Obviously, the Philippines never had a "strong" state, whether during Marcos' rule or not, but instead oscillated between repressive and permissive governance. But what has been constant throughout its modern history is the dominance of the cacique class, many of them remnants of the colonial era. Over the years, thanks to a culture of forgiveness and forgetfulness, both new and old political dynasties have congealed into a coherent class, rendering the Philippines as a feudal mini-empire composed of disparate fiefdoms, each ruled by a specific political dynasty.

About 178 political dynasties have managed to dominate 73 out of a total of 80 provinces. All countries have political dynasties, but the Philippines in in an entirely different league: The vast majority of legislators (70 percent) hail from political dynasties, even when compared to Latin American countries like Argentina (10 percent) and Mexico (40 percent).

The astonishing proliferation and resilience of political dynasties violates the basic constitutional (Art. II, Sec. 26) principle of fair competition vis-à-vis elected office. Authoritative studies show that high incidence of poverty is correlated with the prevalence of political dynasties. This is why passing anti-dynasty legislation (and effectively implementing it) is of utmost significance -- an initiative that was pushed by "NoyNoy" (himself from a prominent family) in his final State of the Nation Address.

In a country where political and business prowess is highly entwined, the Philippine economy also closely mirrors its oligarchic electoral landscape. Up to 76 percent of recently created economic growth was swallowed by 40 richest families, the highest rate of growth-concentration in Asia. And unlike the chaobols in South Korea, family-dominated industries in the Philippines are not competitive and interested in heavy industries and cutting-edge electronics, but instead mostly into retail and real estate ventures -- sectors that are tangential to inclusive development.

In short, the Philippines' economic elites are ignoring what leading economists such as Dani Rodrik characterize as the "manufacturing imperative." Bringing in Greenfield investments and breaking the oligopolistic hold of few major conglomerates on the Philippine economy is the only way to bring about much-needed inclusive growth in the country.

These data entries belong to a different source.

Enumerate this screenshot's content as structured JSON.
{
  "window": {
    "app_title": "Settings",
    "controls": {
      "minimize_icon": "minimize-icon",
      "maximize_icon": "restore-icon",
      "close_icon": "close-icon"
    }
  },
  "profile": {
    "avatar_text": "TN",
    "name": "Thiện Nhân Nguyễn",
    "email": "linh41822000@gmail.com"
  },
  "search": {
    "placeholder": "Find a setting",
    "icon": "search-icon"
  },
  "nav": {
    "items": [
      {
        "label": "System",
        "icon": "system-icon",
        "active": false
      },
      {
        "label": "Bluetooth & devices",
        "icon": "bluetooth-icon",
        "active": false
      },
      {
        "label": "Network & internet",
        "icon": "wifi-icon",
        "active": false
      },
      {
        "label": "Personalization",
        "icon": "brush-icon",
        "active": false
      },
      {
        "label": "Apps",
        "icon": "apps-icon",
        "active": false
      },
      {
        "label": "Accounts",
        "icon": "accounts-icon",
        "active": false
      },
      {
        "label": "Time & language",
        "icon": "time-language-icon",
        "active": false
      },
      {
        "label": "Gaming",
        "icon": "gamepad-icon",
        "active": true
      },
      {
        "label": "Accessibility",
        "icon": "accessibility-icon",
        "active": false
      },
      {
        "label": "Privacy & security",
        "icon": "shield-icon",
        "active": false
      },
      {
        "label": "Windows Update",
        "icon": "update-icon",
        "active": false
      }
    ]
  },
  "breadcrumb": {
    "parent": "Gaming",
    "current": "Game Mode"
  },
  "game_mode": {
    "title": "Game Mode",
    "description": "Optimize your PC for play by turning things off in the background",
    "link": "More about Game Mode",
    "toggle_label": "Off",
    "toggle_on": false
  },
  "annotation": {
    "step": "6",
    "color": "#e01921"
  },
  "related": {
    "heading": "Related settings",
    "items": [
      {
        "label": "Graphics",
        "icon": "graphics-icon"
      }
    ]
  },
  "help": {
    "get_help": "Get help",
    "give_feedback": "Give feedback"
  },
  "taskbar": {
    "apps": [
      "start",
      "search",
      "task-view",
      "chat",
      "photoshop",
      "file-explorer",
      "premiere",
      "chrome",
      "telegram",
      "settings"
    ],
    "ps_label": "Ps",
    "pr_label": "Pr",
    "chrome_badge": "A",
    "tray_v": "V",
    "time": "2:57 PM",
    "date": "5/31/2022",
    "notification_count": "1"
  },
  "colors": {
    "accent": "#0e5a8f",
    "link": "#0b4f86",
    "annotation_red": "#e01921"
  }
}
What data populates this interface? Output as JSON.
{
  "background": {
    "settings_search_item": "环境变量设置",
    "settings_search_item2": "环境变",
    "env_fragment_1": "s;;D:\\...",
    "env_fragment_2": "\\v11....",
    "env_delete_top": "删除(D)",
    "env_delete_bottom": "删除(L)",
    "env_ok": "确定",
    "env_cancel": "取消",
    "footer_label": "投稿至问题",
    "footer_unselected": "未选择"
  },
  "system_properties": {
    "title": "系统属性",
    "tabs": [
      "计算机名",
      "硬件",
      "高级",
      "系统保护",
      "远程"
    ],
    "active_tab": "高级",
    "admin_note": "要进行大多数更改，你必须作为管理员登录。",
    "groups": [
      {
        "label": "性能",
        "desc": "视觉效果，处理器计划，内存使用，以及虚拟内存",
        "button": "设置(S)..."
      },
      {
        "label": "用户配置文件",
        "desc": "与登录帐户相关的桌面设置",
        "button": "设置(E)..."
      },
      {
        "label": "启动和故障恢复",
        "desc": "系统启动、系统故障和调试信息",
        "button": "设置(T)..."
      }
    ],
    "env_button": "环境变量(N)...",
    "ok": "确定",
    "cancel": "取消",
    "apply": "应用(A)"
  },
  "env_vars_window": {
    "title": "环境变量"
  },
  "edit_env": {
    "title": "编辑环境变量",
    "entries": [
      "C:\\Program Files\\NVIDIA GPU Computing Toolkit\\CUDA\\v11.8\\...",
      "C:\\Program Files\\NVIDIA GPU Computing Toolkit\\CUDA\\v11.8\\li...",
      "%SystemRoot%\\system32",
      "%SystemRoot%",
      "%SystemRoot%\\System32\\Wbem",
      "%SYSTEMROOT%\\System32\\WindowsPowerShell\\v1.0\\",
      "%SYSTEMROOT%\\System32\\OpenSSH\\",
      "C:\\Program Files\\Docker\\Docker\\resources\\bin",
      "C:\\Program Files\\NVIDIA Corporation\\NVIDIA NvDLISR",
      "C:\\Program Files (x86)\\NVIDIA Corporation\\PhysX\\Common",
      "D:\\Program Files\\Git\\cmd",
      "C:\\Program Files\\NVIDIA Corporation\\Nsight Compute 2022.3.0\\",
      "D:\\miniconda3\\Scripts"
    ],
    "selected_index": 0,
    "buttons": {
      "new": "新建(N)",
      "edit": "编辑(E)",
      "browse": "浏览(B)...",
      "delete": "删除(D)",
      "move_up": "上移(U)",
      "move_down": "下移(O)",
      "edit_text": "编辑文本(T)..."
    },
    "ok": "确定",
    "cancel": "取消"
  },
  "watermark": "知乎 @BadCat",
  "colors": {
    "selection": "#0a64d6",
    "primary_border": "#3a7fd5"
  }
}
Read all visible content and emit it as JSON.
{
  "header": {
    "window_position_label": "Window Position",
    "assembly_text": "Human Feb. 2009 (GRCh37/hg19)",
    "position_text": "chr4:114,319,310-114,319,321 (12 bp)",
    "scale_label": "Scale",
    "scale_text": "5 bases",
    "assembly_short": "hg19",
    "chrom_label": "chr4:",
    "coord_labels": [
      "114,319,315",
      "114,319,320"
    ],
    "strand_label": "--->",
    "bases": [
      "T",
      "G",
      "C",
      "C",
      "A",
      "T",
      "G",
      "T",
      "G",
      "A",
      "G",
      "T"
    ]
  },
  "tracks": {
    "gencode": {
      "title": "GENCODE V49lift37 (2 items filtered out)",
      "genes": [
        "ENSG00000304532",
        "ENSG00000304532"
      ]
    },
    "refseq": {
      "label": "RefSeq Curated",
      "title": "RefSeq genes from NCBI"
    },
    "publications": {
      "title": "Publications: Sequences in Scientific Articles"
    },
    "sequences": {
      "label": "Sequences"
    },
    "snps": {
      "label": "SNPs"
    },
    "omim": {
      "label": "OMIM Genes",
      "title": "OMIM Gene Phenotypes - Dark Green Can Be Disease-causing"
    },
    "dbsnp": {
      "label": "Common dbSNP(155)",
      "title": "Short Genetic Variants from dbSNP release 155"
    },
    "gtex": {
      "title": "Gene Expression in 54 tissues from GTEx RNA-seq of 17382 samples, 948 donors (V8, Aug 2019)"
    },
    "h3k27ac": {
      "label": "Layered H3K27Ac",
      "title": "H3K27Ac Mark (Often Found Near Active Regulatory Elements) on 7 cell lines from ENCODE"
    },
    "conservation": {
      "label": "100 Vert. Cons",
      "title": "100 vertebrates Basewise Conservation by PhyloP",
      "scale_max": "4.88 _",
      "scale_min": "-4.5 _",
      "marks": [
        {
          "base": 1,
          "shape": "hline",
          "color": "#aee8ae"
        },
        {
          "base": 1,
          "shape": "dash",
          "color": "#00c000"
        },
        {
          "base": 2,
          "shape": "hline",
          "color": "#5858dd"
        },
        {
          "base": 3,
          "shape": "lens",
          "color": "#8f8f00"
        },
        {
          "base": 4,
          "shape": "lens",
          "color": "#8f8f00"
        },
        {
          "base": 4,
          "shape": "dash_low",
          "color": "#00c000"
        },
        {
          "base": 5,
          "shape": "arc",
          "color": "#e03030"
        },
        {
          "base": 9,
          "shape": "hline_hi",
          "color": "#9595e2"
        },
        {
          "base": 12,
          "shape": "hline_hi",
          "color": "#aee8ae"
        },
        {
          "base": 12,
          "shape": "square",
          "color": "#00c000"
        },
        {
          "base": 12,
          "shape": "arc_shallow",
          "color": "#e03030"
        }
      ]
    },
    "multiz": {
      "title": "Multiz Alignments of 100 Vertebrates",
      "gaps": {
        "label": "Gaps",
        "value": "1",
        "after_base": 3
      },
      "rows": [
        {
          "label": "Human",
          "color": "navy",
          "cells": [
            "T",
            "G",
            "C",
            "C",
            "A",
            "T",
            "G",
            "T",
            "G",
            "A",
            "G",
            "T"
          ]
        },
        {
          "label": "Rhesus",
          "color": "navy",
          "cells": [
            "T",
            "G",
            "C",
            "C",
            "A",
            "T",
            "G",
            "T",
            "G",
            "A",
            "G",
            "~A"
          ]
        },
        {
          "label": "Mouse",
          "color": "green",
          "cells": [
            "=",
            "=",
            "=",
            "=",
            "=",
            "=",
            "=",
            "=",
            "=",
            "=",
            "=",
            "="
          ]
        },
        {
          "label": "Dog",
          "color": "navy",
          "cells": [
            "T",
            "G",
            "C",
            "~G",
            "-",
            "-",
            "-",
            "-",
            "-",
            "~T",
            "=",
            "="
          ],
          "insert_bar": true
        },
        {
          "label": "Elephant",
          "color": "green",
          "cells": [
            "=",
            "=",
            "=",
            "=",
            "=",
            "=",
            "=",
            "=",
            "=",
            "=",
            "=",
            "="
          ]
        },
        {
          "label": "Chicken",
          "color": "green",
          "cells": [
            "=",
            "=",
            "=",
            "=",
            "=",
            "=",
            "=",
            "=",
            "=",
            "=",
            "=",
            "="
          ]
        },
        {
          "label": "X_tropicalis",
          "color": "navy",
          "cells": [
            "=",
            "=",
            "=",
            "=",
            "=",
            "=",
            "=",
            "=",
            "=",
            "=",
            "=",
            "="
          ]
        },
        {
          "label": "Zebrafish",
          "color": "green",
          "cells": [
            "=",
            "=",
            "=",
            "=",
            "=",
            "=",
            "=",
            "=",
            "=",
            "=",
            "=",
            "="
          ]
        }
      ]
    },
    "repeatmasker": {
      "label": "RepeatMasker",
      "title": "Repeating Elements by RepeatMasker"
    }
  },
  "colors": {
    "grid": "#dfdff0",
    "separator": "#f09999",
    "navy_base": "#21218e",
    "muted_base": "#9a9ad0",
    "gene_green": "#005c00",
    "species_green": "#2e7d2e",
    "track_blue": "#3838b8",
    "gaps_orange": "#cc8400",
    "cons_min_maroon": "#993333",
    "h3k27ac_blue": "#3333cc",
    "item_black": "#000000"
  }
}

What the Philippines needs isn't tyrannical rule, but instead a deepened and substantive form of democracy, which can end the grip of the oligarchic class on one of the most under-performing nations on earth. Aquino's reforms are, at best, just the beginning of a new (and better) chapter in Philippine history. This is why he is, arguably, a transitional leader.